  35. 35. Almost all assets fail in some way at some time<br />The mechanisms of failure are referred to as failure modes.<br /> Maintenance personnel are interested in to characteristics regarding failure modes:<br />The pattern:<br />Wear out<br />Random<br />Infant Mortality<br /> Rate of deterioration<br />Sudden<br />Gradual <br />
  36. 36. Age<br />Studies (Nowlan and Heap) show that intrusive maintenance needs to be avoided..<br />C: Gradual 5%<br />D: Almost Random 7%<br />A: Bath Tub 4%<br />E: Random 14%<br />B: Wear Out 2%<br />Conditional Probability of Failure<br />F: Infant Mortality 68%<br />Age or Life<br />Source: United Airlines 1978<br />

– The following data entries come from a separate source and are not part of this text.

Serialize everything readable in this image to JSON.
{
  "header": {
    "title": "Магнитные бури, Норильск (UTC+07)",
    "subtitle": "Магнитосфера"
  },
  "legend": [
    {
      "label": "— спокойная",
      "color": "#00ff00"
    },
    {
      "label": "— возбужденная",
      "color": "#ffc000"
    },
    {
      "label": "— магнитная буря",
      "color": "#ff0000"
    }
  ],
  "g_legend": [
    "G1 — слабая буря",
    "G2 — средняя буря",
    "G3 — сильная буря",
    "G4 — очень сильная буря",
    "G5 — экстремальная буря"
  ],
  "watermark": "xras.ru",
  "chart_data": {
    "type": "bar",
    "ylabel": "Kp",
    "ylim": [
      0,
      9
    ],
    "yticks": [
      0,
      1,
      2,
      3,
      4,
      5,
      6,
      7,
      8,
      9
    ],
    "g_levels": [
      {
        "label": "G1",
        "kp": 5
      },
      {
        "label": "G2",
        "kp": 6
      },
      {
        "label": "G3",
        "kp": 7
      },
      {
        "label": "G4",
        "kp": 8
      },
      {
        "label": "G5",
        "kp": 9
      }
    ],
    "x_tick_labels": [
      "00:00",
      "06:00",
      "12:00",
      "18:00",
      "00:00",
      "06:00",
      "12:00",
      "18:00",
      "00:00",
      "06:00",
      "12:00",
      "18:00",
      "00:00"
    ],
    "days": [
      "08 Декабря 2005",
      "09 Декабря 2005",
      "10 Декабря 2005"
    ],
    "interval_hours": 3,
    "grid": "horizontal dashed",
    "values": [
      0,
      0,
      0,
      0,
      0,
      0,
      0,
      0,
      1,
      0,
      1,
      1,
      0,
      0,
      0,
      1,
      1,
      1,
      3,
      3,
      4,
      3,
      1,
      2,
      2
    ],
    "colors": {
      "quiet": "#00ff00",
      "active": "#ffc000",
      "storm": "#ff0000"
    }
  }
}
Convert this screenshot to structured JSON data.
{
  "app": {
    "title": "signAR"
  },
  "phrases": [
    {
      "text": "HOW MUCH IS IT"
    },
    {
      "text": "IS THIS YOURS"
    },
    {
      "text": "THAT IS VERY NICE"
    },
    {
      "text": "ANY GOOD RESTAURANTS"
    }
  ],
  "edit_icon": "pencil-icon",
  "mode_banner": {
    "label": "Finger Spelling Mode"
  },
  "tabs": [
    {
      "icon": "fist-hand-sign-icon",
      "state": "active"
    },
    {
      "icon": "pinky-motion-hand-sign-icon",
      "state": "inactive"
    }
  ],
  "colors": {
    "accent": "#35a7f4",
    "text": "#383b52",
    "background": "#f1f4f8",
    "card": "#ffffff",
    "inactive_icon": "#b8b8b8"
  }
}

  37. 37. Step 6…. RCM Task Selection Sequence<br />Hidden<br />Evident<br />Operational Loss<br />Hazard<br />Repair Only<br />Condition Monitoring<br />Condition Monitoring<br />Condition Monitoring<br />Condition Monitoring<br />Scheduled Restoration<br />Scheduled Restoration<br />Scheduled Restoration<br />Scheduled Restoration<br />Scheduled Discard<br />Scheduled Discard<br />Scheduled Discard<br />Scheduled Discard<br />Failure Finding<br />Modification<br />Modification or No PM<br />Modification or No PM<br />
  38. 38. The frequency of On-Condition tasks must be less than the P-F Interval. <br />Resistance <br />to Failure<br />P-F Interval<br />(months)<br />Potential<br />Failure<br />Functional<br /> Failure<br />Check at 1 monthly intervals<br />Age<br />Option 1..Monitor Condition (Condition Monitoring)<br />
  39. 39. Option 2…Fixed time replacement <br />Safe Life<br />The frequency of fixed time replacement must be before safe of economic life. <br />
  40. 40. Maintenance Options for Evident Failure Modes…<br />Age Related<br />Failure Pattern<br />Fixed Time Replacement only<br />Random<br />Gradual<br />Sudden<br />Rate of Deterioration<br />
  41. 41. Maintenance Options for Evident Failure Modes…<br />Condition Based Replacement only<br />Age Related<br />Failure Pattern<br />Random<br />Gradual<br />Sudden<br />Rate of Deterioration<br />
  42. 42. Maintenance Options for Evident Failure Modes…<br />Age Related<br />Failure Pattern<br />Fixed Time Replacement or<br />Condition Based Replacement<br />Random<br />Gradual<br />Sudden<br />Rate of Deterioration<br />
  43. 43. Maintenance Options for Evident Failure Modes…<br />Failure will always be a breakdown<br />Age Related<br />Failure Pattern<br />Random<br />Gradual<br />Sudden<br />Rate of Deterioration<br />
  44. 44. Maintenance Options for Evident Failure Modes…<br />Age Related<br />Failure Pattern<br />Random<br />Gradual<br />Sudden<br />Rate of Deterioration<br />
  45. 45. Start measuring plant metrics<br />Expected Failure<br />Inherent Capability Loss<br />Planned Maintenance<br />Maintenance Capability Loss<br />Unexpected Failure<br />Inherent Performance Level<br />Available Time<br />TotalTime<br />
  46. 46. A typical example ……<br />Inherent Capability<br />
  47. 47. Perspectives on Maintenance and Asset Management in industry<br />Do Company Boards understand the risks?<br />Do insurers compensate the Company Boards for taking risks?<br />Are current underwriting practices supporting mediocrity? <br />Is there a better way? <br />